Proposal Audacity 4 Blind
|Proposal pages help us get from feature requests into actual plans. This proposal page is about accessibility for Audacity for blind users.|
Proposal pages are used on an ongoing basis by the Audacity development team and are open to edits from visitors to the wiki. They are a good way to get community feedback on a proposal.
- Note: Proposals for Google Summer of Code projects are significantly different in structure, are submitted via Google's web app and may or may not have a corresponding proposal page.
Instead of using wxAccessible to make controls within Audacity accessible for blind users, this proposal splits Audacity into an audio engine and a GUI. The GUI handles visual-only aspects, bitmaps and mouse clicks and drags. The underlying audio engine handles the audio and selections. The interface between the audio engine and GUI is defined in files that SWIG can use, allowing us to script Audacity. So Audacity 4 Blind is closely related to Scripting. There is a concept of a 'clutch'. When it is engaged the visual GUI will track requests and changes made to the underlying audio engine. The GUI is plug-in, so it does not have to be present. In principle we could plug-in different GUIs.
This refactoring and splitting of the program into audio and user-interface concerns is beneficial for automation and for testing. As there is considerable work involved in splitting audio from GUI code, it would be beneficial to also define some other 'concerns' which divide the code and at least partially separate along those concerns too.
- Main split - Audio from GUI, so that we can operate the audio using a command line interface, like CSound.
- Editor split - Audio from history/undo, keybinding (cut/copy/paste), preferences, file I/O. There is generic editor code in Audacity which is relevant to other kinds of editing.
- Update and caching - We have many special case mechanisms for ensuring data is ready 'at the right time'. Potentially we can eliminate a lot of 'glue code' by providing a library with general mechanisms for updating dependent data.
The Audio/GUI split gets us about half way to where we want to be with Audacity 4 Blind. It gives us a script based interface that exposes all the features. This could be used with a screen reader like Jaws. To go beyond that we would add further refinements. Proposed refinements include:
- Value tweakers - the ability to temporarily bind a variable to keyboard so that (for example) left and right arrow increase and decrease the value, and the step size can be varied while listening to the audio (depends on real-time improvements such as the real-time looping). We could also allow binding to MIDI controllers and to mouse wheel. One idea is to provide a long-slider in Audacity (GUI) so that this becomes a valuable feature to sighted users too.
They temporarily bind a value to the long slider when they are working with it.
- Efficient audio help information. Much of this is about reflection of commands and options that are available. For example we can list the functions that can be applied, and the user should be able to navigate through this list quickly without having to listen to it all.
- More sophisticated keyboard shortcut methods.

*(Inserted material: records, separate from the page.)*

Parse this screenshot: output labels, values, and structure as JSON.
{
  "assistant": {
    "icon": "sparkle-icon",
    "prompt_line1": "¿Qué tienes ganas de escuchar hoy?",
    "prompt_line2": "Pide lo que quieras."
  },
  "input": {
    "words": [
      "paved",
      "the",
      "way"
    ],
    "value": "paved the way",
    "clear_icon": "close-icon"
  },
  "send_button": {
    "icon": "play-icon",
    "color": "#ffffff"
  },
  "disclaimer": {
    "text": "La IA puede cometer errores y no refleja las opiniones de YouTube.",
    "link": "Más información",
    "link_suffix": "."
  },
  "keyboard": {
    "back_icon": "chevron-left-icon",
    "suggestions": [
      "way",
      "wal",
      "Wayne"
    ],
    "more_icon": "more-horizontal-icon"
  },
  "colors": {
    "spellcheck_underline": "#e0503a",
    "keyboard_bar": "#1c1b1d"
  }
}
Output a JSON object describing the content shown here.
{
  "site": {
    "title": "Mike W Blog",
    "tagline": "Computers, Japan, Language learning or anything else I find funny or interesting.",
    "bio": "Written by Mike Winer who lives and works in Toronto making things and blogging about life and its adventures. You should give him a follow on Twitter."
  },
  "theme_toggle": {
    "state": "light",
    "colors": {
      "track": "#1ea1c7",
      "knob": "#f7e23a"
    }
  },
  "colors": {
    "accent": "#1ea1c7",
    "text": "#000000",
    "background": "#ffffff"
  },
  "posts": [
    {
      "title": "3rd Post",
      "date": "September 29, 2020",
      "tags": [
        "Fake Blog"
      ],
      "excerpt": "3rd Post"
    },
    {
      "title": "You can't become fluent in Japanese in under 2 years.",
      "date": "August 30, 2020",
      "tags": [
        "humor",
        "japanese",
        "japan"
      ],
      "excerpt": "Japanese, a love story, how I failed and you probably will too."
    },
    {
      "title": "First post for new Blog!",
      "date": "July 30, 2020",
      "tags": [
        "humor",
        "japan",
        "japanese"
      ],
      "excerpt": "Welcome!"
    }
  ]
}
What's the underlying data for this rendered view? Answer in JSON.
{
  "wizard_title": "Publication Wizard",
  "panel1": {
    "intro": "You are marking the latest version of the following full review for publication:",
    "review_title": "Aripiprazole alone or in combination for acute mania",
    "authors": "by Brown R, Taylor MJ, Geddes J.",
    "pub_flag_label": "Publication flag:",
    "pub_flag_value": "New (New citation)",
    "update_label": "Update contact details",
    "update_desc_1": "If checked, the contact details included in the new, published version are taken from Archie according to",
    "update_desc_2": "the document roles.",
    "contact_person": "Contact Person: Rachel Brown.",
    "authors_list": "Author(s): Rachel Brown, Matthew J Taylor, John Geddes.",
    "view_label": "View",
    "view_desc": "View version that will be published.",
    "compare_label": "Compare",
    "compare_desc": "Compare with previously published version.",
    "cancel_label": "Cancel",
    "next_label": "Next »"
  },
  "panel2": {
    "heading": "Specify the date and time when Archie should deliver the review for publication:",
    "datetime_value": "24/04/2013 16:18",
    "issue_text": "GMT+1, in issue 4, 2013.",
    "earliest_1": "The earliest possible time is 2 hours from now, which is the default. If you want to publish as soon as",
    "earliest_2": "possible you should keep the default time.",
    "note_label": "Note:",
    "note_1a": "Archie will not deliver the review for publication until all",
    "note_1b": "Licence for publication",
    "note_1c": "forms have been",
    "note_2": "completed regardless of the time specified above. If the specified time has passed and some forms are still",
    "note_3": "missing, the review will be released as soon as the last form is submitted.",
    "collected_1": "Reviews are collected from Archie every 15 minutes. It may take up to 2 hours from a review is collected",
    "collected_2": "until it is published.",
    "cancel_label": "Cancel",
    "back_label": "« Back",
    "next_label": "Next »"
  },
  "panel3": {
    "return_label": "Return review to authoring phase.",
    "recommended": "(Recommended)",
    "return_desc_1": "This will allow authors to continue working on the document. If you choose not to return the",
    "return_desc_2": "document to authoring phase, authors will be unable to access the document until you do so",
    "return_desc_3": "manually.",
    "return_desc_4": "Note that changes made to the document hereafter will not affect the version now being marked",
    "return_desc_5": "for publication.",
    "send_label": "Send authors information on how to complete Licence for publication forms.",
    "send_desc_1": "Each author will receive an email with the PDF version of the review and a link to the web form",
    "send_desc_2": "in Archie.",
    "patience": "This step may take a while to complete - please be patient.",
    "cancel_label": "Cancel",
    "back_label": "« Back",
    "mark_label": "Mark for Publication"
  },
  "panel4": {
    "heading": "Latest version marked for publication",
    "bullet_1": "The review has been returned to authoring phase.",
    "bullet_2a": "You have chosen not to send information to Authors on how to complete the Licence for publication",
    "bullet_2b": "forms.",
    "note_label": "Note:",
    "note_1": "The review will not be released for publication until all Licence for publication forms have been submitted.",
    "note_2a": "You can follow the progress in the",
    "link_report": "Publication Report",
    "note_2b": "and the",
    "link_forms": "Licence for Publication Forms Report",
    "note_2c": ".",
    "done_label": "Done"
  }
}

So how exactly will the 'efficient audio help information' operate? Current thinking is in terms of trees, like existing menus, but rather more deeply nested and with each level shorter than current menus are. One problem blind users face is not knowing how long a list is before listening to it! Something complex like effects might be offered as:
- 84 Effects
- 7 Categories
- 9 Technologies
- 12 Alphabetic groups
You then choose whether to explore by categories (time-preserving, reverbs, repair... ) or by 'technologies' ( Built-in, VST, LADSPA, Nyquist....) or by Alphabetic ( A-B, C-D, E-F.... ). For alphabetic you would usually type the letter, e.g. R and start hearing all effects that begin with R. We allow items to appear more than once in the menu, since the different organisations will give better options for navigating.
We'll want some standard exploration methods besides, up, down, previous, next. Possibly 'help' to go read the manual. Possibly 'curt' to ask the system to say things as briefly as possible for when revisiting lists that have been navigated before.
Typical blind users will set hotkeys into location in these menus that are useful to them. At worst this menu system will be no worse than a conventional menu system customised for blind. With the extra smarts it could be a lot better. We'll be sure to make sure every feature of Audacity is exposed by some 'menu item'.
In all this I am assuming that we are still using a third party screen reader to give accessibility to the text.